**Information:**
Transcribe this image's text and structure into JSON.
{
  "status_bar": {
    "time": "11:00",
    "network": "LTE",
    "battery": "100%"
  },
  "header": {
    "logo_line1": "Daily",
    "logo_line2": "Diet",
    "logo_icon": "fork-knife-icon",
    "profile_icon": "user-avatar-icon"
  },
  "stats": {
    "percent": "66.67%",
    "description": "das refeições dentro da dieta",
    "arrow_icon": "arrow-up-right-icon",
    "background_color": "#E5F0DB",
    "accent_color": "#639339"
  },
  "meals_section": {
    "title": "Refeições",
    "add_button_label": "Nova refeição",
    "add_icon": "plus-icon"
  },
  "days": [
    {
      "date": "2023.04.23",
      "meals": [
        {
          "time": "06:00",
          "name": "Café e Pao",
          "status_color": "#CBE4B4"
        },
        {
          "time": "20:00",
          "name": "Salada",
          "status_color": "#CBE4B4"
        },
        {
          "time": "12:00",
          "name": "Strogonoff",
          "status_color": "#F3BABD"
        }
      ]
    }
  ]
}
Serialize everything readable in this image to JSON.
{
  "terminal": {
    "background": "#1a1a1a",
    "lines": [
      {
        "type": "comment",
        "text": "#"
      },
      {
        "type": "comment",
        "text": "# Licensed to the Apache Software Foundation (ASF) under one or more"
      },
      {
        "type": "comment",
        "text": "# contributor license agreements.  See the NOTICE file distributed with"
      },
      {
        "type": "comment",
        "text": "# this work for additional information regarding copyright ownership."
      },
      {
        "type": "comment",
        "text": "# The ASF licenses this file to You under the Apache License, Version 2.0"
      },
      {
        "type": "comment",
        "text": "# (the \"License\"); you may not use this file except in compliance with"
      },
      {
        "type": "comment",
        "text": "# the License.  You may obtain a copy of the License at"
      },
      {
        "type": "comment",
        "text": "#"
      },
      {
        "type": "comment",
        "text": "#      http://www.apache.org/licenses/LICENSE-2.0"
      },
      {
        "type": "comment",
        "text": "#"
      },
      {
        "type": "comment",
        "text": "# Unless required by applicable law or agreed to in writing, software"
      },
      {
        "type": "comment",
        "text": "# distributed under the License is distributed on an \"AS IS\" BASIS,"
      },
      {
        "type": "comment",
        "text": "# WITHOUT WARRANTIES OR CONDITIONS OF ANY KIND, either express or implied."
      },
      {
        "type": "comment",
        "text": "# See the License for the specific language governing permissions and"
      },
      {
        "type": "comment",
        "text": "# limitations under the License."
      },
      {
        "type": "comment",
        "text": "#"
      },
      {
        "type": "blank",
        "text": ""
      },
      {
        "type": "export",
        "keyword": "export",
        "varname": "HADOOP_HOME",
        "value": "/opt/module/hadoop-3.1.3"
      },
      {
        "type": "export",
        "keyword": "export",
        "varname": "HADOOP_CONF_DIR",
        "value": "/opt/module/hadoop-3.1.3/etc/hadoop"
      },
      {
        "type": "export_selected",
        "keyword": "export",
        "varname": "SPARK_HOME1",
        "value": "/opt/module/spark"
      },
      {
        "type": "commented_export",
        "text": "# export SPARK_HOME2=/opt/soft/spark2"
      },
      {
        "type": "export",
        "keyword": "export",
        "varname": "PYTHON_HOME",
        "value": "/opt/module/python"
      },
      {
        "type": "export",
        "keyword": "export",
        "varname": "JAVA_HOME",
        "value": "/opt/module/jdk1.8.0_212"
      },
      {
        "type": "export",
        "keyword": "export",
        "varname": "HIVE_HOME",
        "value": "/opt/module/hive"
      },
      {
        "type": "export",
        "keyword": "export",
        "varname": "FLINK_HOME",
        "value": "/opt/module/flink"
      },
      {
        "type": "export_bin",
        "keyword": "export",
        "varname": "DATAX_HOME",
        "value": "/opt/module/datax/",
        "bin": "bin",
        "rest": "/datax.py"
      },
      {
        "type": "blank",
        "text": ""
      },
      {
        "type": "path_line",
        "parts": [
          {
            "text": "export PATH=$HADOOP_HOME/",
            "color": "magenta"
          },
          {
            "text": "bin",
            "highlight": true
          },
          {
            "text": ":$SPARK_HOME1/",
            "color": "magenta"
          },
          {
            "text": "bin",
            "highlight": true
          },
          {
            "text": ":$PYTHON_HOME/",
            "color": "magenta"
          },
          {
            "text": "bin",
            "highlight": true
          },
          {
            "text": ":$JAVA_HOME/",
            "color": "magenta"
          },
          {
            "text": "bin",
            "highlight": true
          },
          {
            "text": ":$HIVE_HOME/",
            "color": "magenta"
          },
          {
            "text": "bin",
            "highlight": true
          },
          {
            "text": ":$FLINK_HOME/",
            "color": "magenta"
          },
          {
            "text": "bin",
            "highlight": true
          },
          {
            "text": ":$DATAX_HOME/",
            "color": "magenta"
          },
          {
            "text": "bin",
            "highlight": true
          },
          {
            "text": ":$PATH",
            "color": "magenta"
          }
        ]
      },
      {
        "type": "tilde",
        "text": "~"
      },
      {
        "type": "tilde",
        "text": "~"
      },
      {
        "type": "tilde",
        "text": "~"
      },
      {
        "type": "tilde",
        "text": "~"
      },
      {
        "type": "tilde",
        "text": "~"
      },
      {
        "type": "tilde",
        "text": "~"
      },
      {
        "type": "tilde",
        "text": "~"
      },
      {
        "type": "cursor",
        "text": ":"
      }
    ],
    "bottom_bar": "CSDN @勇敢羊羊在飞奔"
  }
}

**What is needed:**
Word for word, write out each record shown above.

**Result for this task:**
Transcribe this image's text and structure into JSON.
{
  "status_bar": {
    "time": "11:00",
    "network": "LTE",
    "battery": "100%"
  },
  "header": {
    "logo_line1": "Daily",
    "logo_line2": "Diet",
    "logo_icon": "fork-knife-icon",
    "profile_icon": "user-avatar-icon"
  },
  "stats": {
    "percent": "66.67%",
    "description": "das refeições dentro da dieta",
    "arrow_icon": "arrow-up-right-icon",
    "background_color": "#E5F0DB",
    "accent_color": "#639339"
  },
  "meals_section": {
    "title": "Refeições",
    "add_button_label": "Nova refeição",
    "add_icon": "plus-icon"
  },
  "days": [
    {
      "date": "2023.04.23",
      "meals": [
        {
          "time": "06:00",
          "name": "Café e Pao",
          "status_color": "#CBE4B4"
        },
        {
          "time": "20:00",
          "name": "Salada",
          "status_color": "#CBE4B4"
        },
        {
          "time": "12:00",
          "name": "Strogonoff",
          "status_color": "#F3BABD"
        }
      ]
    }
  ]
}
Serialize everything readable in this image to JSON.
{
  "terminal": {
    "background": "#1a1a1a",
    "lines": [
      {
        "type": "comment",
        "text": "#"
      },
      {
        "type": "comment",
        "text": "# Licensed to the Apache Software Foundation (ASF) under one or more"
      },
      {
        "type": "comment",
        "text": "# contributor license agreements.  See the NOTICE file distributed with"
      },
      {
        "type": "comment",
        "text": "# this work for additional information regarding copyright ownership."
      },
      {
        "type": "comment",
        "text": "# The ASF licenses this file to You under the Apache License, Version 2.0"
      },
      {
        "type": "comment",
        "text": "# (the \"License\"); you may not use this file except in compliance with"
      },
      {
        "type": "comment",
        "text": "# the License.  You may obtain a copy of the License at"
      },
      {
        "type": "comment",
        "text": "#"
      },
      {
        "type": "comment",
        "text": "#      http://www.apache.org/licenses/LICENSE-2.0"
      },
      {
        "type": "comment",
        "text": "#"
      },
      {
        "type": "comment",
        "text": "# Unless required by applicable law or agreed to in writing, software"
      },
      {
        "type": "comment",
        "text": "# distributed under the License is distributed on an \"AS IS\" BASIS,"
      },
      {
        "type": "comment",
        "text": "# WITHOUT WARRANTIES OR CONDITIONS OF ANY KIND, either express or implied."
      },
      {
        "type": "comment",
        "text": "# See the License for the specific language governing permissions and"
      },
      {
        "type": "comment",
        "text": "# limitations under the License."
      },
      {
        "type": "comment",
        "text": "#"
      },
      {
        "type": "blank",
        "text": ""
      },
      {
        "type": "export",
        "keyword": "export",
        "varname": "HADOOP_HOME",
        "value": "/opt/module/hadoop-3.1.3"
      },
      {
        "type": "export",
        "keyword": "export",
        "varname": "HADOOP_CONF_DIR",
        "value": "/opt/module/hadoop-3.1.3/etc/hadoop"
      },
      {
        "type": "export_selected",
        "keyword": "export",
        "varname": "SPARK_HOME1",
        "value": "/opt/module/spark"
      },
      {
        "type": "commented_export",
        "text": "# export SPARK_HOME2=/opt/soft/spark2"
      },
      {
        "type": "export",
        "keyword": "export",
        "varname": "PYTHON_HOME",
        "value": "/opt/module/python"
      },
      {
        "type": "export",
        "keyword": "export",
        "varname": "JAVA_HOME",
        "value": "/opt/module/jdk1.8.0_212"
      },
      {
        "type": "export",
        "keyword": "export",
        "varname": "HIVE_HOME",
        "value": "/opt/module/hive"
      },
      {
        "type": "export",
        "keyword": "export",
        "varname": "FLINK_HOME",
        "value": "/opt/module/flink"
      },
      {
        "type": "export_bin",
        "keyword": "export",
        "varname": "DATAX_HOME",
        "value": "/opt/module/datax/",
        "bin": "bin",
        "rest": "/datax.py"
      },
      {
        "type": "blank",
        "text": ""
      },
      {
        "type": "path_line",
        "parts": [
          {
            "text": "export PATH=$HADOOP_HOME/",
            "color": "magenta"
          },
          {
            "text": "bin",
            "highlight": true
          },
          {
            "text": ":$SPARK_HOME1/",
            "color": "magenta"
          },
          {
            "text": "bin",
            "highlight": true
          },
          {
            "text": ":$PYTHON_HOME/",
            "color": "magenta"
          },
          {
            "text": "bin",
            "highlight": true
          },
          {
            "text": ":$JAVA_HOME/",
            "color": "magenta"
          },
          {
            "text": "bin",
            "highlight": true
          },
          {
            "text": ":$HIVE_HOME/",
            "color": "magenta"
          },
          {
            "text": "bin",
            "highlight": true
          },
          {
            "text": ":$FLINK_HOME/",
            "color": "magenta"
          },
          {
            "text": "bin",
            "highlight": true
          },
          {
            "text": ":$DATAX_HOME/",
            "color": "magenta"
          },
          {
            "text": "bin",
            "highlight": true
          },
          {
            "text": ":$PATH",
            "color": "magenta"
          }
        ]
      },
      {
        "type": "tilde",
        "text": "~"
      },
      {
        "type": "tilde",
        "text": "~"
      },
      {
        "type": "tilde",
        "text": "~"
      },
      {
        "type": "tilde",
        "text": "~"
      },
      {
        "type": "tilde",
        "text": "~"
      },
      {
        "type": "tilde",
        "text": "~"
      },
      {
        "type": "tilde",
        "text": "~"
      },
      {
        "type": "cursor",
        "text": ":"
      }
    ],
    "bottom_bar": "CSDN @勇敢羊羊在飞奔"
  }
}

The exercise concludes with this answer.